California Regional Water Quality Control Board (CRWQCB). 2002a. 2002 Clean Water Act Section 303(d) list of water quality limited segments. CRWQCB, San Francisco Bay Region. San Francisco, CA. 199 pp. [711k]
California Regional Water Quality Control Board (CRWQCB). 2002b. Diazinon and pesticide related toxicity in San Francisco Bay urban creeks TMDL, September 2002. CRWQCB, San Francisco Bay Region. San Francisco, CA.
Kramer, S.H., M.Trso, and N.P. Hume. 2001. Timber harvest and sediment loads in nine Northern California watersheds based on recent total maximum daily load (TMDL) studies. Watershed Management Council Networker 10 (1): 1, 17-24. (1.97 Mb).
Matthews, Graham and Associates. 1999. Sediment Source Analysis and Preliminary Sediment Budget for the Noyo River. Prepared for: Tetra Tech,Inc. under contract 68-C7-0018, work assignment # 0-18. Matthews Assoc., Weaverville, CA.

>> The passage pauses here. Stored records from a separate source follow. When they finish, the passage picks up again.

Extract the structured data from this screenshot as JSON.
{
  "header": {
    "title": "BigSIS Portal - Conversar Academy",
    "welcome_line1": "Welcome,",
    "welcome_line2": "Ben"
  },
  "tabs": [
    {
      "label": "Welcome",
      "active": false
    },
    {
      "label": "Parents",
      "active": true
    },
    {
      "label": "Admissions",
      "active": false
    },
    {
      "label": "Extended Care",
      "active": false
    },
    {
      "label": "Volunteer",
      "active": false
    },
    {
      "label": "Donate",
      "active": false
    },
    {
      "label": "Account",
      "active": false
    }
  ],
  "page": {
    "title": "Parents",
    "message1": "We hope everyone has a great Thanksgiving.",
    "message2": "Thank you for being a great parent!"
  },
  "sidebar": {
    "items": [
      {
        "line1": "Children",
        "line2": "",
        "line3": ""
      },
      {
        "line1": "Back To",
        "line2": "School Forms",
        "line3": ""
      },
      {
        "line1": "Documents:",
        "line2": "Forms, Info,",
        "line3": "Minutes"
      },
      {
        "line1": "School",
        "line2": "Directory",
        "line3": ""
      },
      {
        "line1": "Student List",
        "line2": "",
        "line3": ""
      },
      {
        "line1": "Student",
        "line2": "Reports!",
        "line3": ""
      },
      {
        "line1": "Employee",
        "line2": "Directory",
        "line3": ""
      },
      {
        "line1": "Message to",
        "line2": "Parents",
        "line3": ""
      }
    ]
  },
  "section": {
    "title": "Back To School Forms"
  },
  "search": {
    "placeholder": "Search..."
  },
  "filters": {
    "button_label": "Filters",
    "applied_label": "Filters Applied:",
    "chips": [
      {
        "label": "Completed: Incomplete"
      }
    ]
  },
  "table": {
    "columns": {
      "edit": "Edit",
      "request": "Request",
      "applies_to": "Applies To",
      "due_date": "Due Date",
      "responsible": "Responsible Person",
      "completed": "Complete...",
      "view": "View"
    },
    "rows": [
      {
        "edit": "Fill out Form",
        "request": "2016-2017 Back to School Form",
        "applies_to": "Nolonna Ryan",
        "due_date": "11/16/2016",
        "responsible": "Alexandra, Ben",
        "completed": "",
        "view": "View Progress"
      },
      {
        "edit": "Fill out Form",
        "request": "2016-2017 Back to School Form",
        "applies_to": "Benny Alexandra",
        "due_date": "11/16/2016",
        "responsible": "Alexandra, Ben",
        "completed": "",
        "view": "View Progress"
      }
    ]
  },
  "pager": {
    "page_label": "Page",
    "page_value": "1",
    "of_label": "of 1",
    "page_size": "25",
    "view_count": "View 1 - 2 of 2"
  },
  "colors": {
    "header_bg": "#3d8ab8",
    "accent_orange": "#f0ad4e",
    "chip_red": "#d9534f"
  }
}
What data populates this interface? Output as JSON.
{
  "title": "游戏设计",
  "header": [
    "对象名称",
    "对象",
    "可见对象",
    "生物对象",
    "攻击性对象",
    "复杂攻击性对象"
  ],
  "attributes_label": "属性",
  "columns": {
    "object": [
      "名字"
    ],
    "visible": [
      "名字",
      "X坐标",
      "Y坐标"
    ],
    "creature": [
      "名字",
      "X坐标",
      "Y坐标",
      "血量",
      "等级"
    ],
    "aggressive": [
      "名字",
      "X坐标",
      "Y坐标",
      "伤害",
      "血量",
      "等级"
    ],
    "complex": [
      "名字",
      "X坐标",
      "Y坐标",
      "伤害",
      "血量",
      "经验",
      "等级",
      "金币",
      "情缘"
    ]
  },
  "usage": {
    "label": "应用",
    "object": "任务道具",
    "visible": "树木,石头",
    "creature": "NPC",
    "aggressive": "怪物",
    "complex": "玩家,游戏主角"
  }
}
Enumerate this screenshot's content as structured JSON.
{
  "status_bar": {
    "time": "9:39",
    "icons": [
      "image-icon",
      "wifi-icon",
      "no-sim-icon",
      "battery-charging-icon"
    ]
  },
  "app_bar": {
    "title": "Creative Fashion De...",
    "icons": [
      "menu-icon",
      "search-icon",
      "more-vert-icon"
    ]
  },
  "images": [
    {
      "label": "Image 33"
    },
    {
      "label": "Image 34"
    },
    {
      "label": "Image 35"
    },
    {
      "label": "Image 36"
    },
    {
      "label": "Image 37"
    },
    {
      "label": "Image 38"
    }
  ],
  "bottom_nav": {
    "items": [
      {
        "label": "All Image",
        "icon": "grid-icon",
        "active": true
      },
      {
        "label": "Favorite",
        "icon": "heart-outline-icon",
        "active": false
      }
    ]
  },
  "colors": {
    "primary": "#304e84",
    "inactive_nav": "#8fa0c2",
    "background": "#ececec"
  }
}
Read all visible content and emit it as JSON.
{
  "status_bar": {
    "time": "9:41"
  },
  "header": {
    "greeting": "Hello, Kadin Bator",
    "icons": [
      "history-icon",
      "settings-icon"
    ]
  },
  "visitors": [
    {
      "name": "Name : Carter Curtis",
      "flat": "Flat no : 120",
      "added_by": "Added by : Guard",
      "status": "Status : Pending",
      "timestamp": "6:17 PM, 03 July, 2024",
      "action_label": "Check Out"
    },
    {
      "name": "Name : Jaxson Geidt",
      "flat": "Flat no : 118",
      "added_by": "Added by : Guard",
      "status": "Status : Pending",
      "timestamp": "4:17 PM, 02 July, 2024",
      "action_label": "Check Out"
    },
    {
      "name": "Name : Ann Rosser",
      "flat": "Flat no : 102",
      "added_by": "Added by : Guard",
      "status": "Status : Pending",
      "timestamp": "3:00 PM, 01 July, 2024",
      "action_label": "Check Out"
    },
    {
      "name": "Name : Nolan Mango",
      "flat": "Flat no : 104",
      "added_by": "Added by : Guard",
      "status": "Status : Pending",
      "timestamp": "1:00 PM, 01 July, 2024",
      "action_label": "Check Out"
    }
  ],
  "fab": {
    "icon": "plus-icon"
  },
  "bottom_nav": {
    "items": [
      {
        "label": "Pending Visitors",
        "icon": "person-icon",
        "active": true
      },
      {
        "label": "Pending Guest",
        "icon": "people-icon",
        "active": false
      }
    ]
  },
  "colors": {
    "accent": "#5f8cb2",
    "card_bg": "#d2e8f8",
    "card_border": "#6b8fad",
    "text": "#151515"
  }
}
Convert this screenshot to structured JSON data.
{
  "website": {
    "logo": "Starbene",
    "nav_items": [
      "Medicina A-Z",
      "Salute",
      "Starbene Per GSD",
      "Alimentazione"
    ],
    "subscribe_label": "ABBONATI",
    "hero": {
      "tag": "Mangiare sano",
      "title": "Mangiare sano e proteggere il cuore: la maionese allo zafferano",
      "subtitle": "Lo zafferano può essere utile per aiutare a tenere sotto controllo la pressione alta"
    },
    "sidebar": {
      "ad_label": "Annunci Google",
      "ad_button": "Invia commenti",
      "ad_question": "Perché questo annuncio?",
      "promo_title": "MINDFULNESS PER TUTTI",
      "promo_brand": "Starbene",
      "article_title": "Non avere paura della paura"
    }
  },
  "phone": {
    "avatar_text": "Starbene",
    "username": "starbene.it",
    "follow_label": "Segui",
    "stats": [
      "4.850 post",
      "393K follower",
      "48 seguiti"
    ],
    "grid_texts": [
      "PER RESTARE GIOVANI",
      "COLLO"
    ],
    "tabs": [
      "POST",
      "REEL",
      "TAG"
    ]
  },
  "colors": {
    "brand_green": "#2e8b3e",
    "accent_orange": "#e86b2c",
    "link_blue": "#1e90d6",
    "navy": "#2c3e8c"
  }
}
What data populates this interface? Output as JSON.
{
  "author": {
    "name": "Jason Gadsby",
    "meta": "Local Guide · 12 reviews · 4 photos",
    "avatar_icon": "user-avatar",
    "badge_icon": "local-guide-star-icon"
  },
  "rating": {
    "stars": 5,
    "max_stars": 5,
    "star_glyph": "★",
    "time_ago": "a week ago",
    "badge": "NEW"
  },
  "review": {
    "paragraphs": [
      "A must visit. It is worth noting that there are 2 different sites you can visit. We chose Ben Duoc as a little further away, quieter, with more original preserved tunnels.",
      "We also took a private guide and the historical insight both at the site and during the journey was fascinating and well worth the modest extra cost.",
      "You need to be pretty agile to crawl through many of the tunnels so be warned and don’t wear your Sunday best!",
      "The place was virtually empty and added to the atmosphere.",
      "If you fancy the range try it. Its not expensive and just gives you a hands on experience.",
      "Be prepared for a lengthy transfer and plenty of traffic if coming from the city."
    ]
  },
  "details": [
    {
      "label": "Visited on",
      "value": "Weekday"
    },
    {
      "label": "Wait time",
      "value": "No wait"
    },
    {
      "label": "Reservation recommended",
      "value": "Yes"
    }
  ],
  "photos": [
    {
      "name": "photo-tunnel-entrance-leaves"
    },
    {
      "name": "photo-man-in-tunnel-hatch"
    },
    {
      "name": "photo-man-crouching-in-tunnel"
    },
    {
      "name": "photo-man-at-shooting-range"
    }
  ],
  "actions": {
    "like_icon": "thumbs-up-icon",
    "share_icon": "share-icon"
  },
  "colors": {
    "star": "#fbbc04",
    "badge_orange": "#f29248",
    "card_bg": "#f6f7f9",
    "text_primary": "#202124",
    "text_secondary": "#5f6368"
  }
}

Matthews, Graham and Associates. 2000a. Sediment source analysis and preliminary sediment budget for the Ten Mile River, Mendocino County, CA. Prepared for Tetra Tech, Inc. VOLUME 1: Text, Tables, and Figures. Fairfax, VA. 143 pp.
Matthews, Graham and Associates. 2000b. Sediment source analysis and preliminary sediment budget for the Ten Mile River, Mendocino County, CA. Prepared for Tetra Tech, Inc. VOLUME 2: Appendices. Fairfax, VA. 59 pp.
Matthews and Associates.2001a. Preliminary Sediment Budget Analysis for the Big River. Performed under contract for Tetra Tech and the U.S. EPA. Graham Matthews and Associates, Weaverville, CA.
Matthews (Graham) & Associates. 2001b. Sediment source analysis and preliminary sediment budget for the Albion River Watershed, Mendocino County, CA. (Contract 68-C99-249. Work Assignment #0-34.) Prepared for Tetra Tech, Inc. Fairfax, VA. 72 pp.
North Coast Regional Water Quality Control Board. 2001. Water Quality Control Plan for the North Coast Region. Staff report adopted by the North Coast Regional Water Quality Control Board on June 28, 2001. Santa Rosa, CA. 124 p. Appendix.
North Coast Regional Water Quality Control Board. 2002. Sonoma Creek sediment TMDL project plan. State Water Resources Control Board, North Coast Regional Board, Santa Rosa, CA. 2 pp. [162k]
San Francisco Bay Region Water Quality Control Board. 2002. TMDL for Diazinon and Pesticide Related Toxicity in San Francisco Bay Area Urban Creek. Staff Summary Report, September 18, 2002.
U.S. Environmental Protection Agency (USEPA). 1991. Guidance for water quality-based decisions: The TMDL Process, EPA 440/4-91-001.Washington, DC- http://www.epa.gov/owow/tmdl/decisions.html
US Environmental Protection Agency (USEPA). 1998. (Final) Garcia River Sediment Total Maximum Daily Load. Dated 16 March 1998. USEPA, Region IX. San Francisco, CA. 51 pp. [130k]
US Environmental Protection Agency (USEPA). 1999. (Final) Noyo River Total Maximum Daily Load for Sediment. USEPA, Region IX. San Francisco, CA. 87 pp.
United States Department of Environmental Protection (EPA). 2000a. Navarro River total maximum daily loads for temperature and sediment. USEPA, Region IX. San Francisco, CA. 45 pp. [1.4Mb]
Web Sites for TMDL Information
State Water Resources Control Board Introduction to TMDL's
Wildland Hydrology - Documents about river morphology, stream classification, restoration and TMDL's, authored or co-authored by David Rosgen http://www.wildlandhydrology.com/html/references_.htm